While Collins does not mind wearing his ID every day, other students are less appreciative of wearing it daily.

Senior Claire Franco believes the ID policy is not effective, and more could be done regarding school safety.

“I think IDs are a good idea in theory, but I don’t think they’re as effective as what could be,” Franco said. “Students can get away with just wearing a lanyard with a random card attached.”

Despite the differing opinions from students regarding the ID, assistant principal Patrick Scott assures that the ID policy effectively contributes to school safety.

“IDs are the easiest thing we can do to ensure that we are a little bit safer here at Har-Ber,” Scott said. “There are around 2,400 people in our building every day, and it is impossible for anyone in our building to know everyone that is supposed to be here. It’s an effort to make sure that the people that are here are supposed to be here, and if they aren’t supposed to be here or are guests, they follow the proper procedures.”

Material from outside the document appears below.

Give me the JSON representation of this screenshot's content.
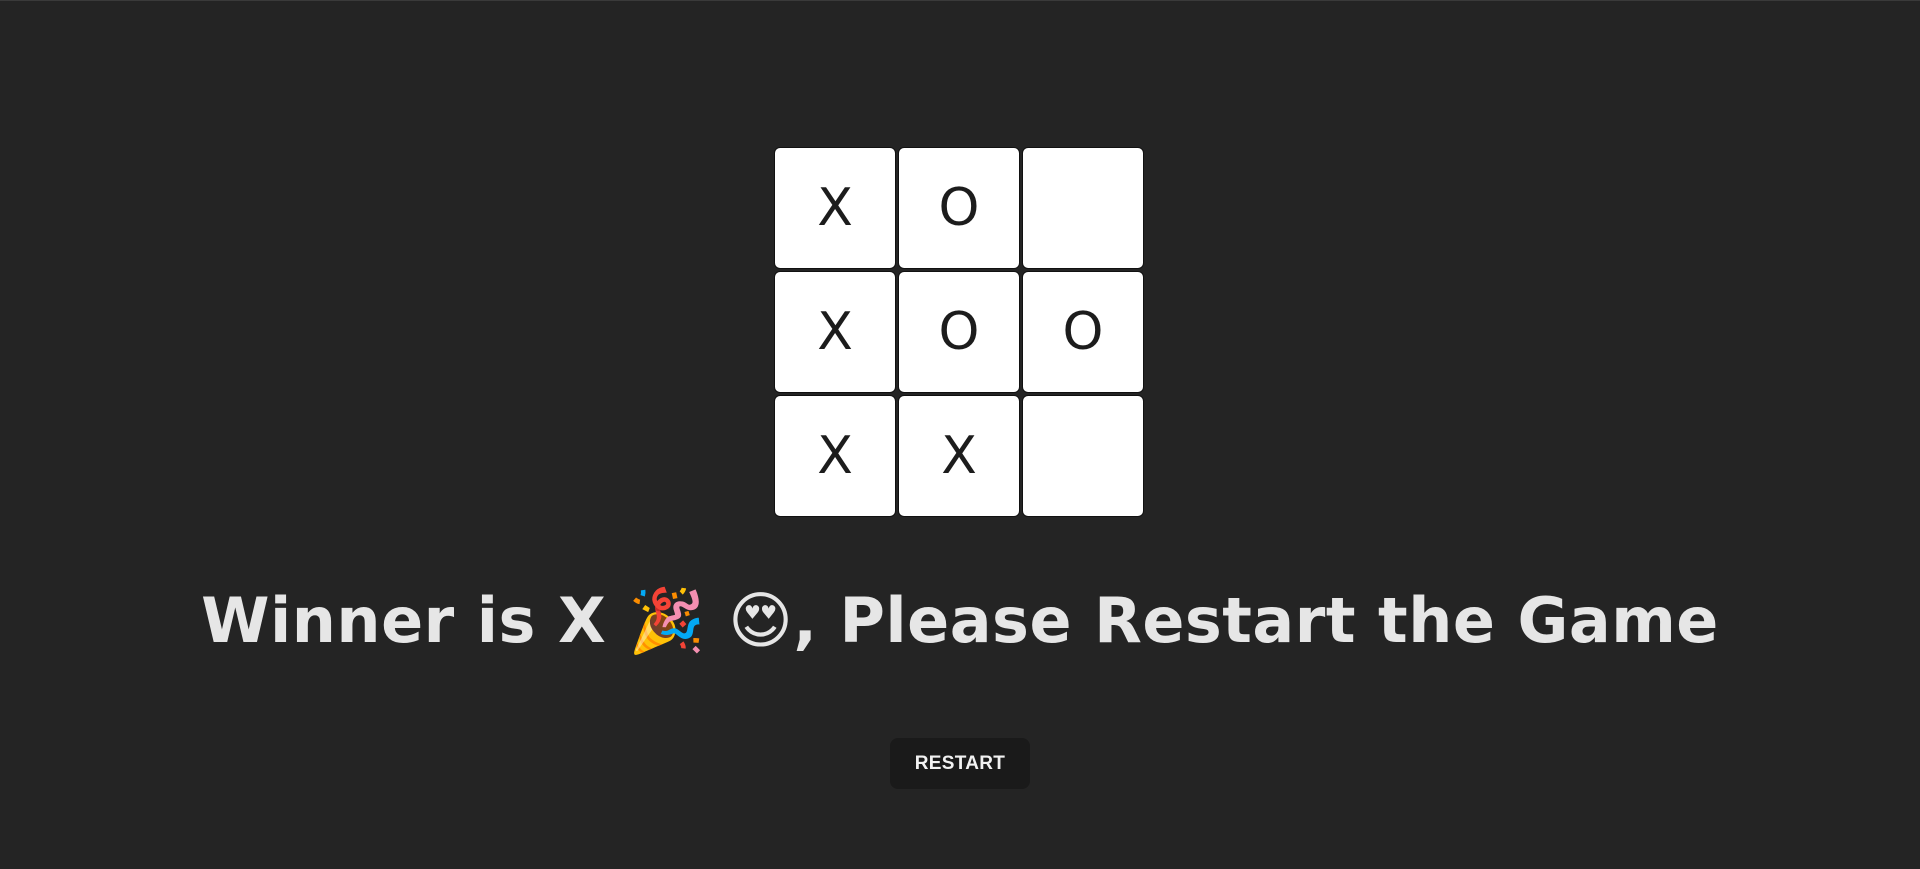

The ID policy has also slightly changed from last year, especially regarding the consequences due to not wearing an ID. Many students resented the strict consequences that were in place last year.

“I think how we wear the IDs should be less strict. We should be allowed to keep our IDs on our bags or in pockets,” Franco said.

“Last year we were more strict with the consequence,” Scott said. “It was Saturday school for the first offence. We reflected on that as an administration and a staff, and decided we didn’t accomplish the results we wanted. So instead of making this a consequence based action, let’s help students understand the importance of this. Now if a student forgets their ID, it’s only a detention.”

The administration is also working on making temporary IDs for students who forget them during the day.

“Students would be able to go to the attendance window and receive an armband or a sticker,” Scott said.

As Collins roams the halls, he reflects on the safety of his school.

“IDs work.” he said. “And I feel very safe at Har-Ber High School here in Springdale, Arkansas.”